'A single light burns brightly'
An extract from New Daylight January-April 2020
Timeless but relevant
We’ve been touched by the response of readers to this week’s New Daylight reflections on Ezekiel, written by editor Sally Welch. Among the comments we’ve received are:
I am a New Daylight subscriber in Canada and wanted to say a huge thank you to BRF staff for the wonderful notes that are so inspiring. We here in Canada are experiencing the self isolation, fears and unknowns of COVID-19 as you are in England. The readings by Sally Welch that started Sunday have been so encouraging and uplifting at this time. It feels like they were written for just this situation in the world. That is one of the amazing facts of scripture - the message is timeless, but the writers of BRF make them relevant.
I am writing to say how very pertinent the present readings from Ezekiel seem to be in the present worldwide crisis. We're only two days into those readings, but both yesterday's notes and today's seem so very applicable to the situation we are all facing, that it is almost as if Sally Welch knew what lay ahead when she was writing them. Knowing that these notes were probably written several months ago, there is no way that this could have been the case of course, but it goes to show, I believe, the way writers of the notes can be directed and used by God to highlight messages and words of assurance and comfort from the Bible.
Because they’ve clearly meant so much to so many people, at home and across the world, we’re sharing the introduction and first reading, from 22 March, here.
'In a strange land'
The book of Ezekiel is one of the more challenging books we will encounter, containing as it does ‘the promise of endless smiting’, in the words of one of my children. It certainly contains some very lurid passages.

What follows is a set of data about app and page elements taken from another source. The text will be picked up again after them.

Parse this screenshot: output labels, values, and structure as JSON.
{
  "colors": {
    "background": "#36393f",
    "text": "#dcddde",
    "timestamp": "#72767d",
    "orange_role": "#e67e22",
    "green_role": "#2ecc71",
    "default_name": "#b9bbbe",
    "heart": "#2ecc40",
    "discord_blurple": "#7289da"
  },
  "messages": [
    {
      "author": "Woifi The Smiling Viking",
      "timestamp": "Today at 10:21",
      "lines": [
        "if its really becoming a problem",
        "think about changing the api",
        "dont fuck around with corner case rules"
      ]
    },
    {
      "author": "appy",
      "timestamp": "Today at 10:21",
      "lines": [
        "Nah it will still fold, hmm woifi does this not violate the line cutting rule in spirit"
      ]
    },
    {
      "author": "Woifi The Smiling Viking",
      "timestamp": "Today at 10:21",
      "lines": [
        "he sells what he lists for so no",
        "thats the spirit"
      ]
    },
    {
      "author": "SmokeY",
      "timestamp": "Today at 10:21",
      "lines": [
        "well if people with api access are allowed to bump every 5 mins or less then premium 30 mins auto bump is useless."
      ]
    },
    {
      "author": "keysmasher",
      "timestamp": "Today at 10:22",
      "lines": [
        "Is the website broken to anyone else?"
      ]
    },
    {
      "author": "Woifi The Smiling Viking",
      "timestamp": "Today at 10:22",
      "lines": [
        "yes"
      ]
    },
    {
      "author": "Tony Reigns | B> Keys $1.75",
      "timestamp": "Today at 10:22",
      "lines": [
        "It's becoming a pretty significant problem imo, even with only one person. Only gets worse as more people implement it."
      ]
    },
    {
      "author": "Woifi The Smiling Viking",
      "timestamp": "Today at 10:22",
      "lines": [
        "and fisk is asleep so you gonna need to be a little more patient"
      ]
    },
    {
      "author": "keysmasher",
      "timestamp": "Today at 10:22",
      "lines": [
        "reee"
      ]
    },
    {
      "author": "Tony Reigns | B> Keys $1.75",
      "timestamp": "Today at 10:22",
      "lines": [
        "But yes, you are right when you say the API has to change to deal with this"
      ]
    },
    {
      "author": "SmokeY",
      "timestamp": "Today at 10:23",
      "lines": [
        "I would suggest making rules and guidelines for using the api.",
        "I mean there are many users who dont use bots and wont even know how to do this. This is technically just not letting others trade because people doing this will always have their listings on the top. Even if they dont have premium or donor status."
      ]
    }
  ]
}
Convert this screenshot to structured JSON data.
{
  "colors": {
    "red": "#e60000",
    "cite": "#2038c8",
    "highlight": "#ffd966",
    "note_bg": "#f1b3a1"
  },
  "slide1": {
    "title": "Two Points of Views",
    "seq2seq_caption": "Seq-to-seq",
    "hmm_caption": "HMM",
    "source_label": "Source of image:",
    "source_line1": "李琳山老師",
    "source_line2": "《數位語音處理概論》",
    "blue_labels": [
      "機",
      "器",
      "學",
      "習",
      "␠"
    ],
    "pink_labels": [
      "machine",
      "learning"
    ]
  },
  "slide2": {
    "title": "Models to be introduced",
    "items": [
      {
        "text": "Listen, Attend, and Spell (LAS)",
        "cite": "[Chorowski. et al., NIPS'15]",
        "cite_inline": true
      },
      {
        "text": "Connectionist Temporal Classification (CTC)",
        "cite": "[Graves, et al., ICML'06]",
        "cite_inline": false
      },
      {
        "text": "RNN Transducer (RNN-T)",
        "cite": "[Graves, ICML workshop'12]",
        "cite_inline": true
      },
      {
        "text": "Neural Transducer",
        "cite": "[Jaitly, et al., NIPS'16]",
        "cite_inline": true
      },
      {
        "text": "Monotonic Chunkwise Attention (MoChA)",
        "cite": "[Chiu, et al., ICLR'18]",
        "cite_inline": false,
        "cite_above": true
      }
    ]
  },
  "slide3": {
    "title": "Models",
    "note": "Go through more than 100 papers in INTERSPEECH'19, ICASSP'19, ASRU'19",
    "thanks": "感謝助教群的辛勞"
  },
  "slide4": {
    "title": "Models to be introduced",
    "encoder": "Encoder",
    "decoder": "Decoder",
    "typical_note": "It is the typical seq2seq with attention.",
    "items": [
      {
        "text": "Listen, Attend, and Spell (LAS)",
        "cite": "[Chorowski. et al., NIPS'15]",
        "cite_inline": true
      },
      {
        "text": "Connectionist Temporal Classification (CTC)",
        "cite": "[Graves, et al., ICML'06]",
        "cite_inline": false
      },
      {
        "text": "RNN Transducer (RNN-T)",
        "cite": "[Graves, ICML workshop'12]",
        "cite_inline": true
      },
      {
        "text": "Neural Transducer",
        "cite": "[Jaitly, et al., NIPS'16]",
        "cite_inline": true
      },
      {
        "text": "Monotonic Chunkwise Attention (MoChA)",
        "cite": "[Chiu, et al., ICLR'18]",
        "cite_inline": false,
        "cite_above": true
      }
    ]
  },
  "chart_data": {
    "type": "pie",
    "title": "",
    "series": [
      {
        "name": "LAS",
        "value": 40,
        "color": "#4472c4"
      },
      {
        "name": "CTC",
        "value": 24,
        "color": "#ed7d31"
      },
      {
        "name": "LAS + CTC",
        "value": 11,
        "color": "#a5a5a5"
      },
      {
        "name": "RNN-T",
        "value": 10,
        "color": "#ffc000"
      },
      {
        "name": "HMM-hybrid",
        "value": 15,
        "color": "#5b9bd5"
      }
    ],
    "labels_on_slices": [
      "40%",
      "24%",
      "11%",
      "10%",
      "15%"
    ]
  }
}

First it is the turn of the people of Israel to be told in great detail what will happen to them as a punishment for their continual disobedience of God and their fracturing of their covenant with him. Next, the book moves on to describe the disastrous levels of punishment that will thunder down upon those nations that oppose Israel, to such a degree that we wonder what has become of the loving God who wants only the best for each one of us.
However, these messages of anger and vengeance are not the primary theme of the book. What becomes gradually clearer as the chapters unroll is the purpose that God has for all the people of the world – that they should know his voice – and the particular role that Israel has – ensuring God’s voice is heard. This role is not merely a community responsibility but an individual one as well; spreading the message of God’s power and the glory of his kingdom is one that all people are tasked with, both then and now.
This teaching is combined with the visions of that glory and the promises and hope that are offered by the prophet to a world desperate to hear words of a future containing freedom, justice, love and hope. And, of course, the book of Ezekiel includes those two golden passages – the promise that each one of us will have our ‘hearts of stone’ turned into ‘hearts of flesh’ with the advent of the Spirit, and the picture of the ‘valley of dry bones’ brought to life by that same Spirit.
Written at a turning point in Israel’s history, these pictures of hope can speak to us just as they did to the children of Israel, far from home, refugees in a strange land.
Who was Ezekiel? Much of what we know comes from his own writings. The Hebrew name means ‘God strengthens’, and it was certainly an appropriate name when we consider the circumstances in which he worked. Initially living in Jerusalem, Ezekiel, like his father before him, was a priest in the temple there, carrying out the prescribed tasks and duties of that most privileged of groups. Serving in the holiest of sites, the place where God had chosen to reside among his people in the land that he had given them, Ezekiel must have felt the honour of such a position. Then the worst disaster happens – Judah is invaded by King Nebuchadnezzar and its inhabitants are sent into exile in Babylon. In one swift action, Ezekiel loses everything he has and is forced to begin a new life in a foreign country.
Although a fortunate few of us will have spent our whole lives in settled happiness, most people will experience disaster of one type or another in the course of their lives. Perhaps the events will not be as dramatic as occupation by a foreign power and subsequent exile, but traumatic occurrences, such as job loss, financial upset, serious illness or death, have the power to overthrow our lives completely, so that we lose all sense of stability and security. At those times it is easy to lose sight of God or to find our trust in him frayed or even vanished. But it is while standing with his fellow exiles by a strange river in an unfamiliar land that Ezekiel has a vision of God that sustains him in his difficulties.
In the darkest times, a single light burns brightly.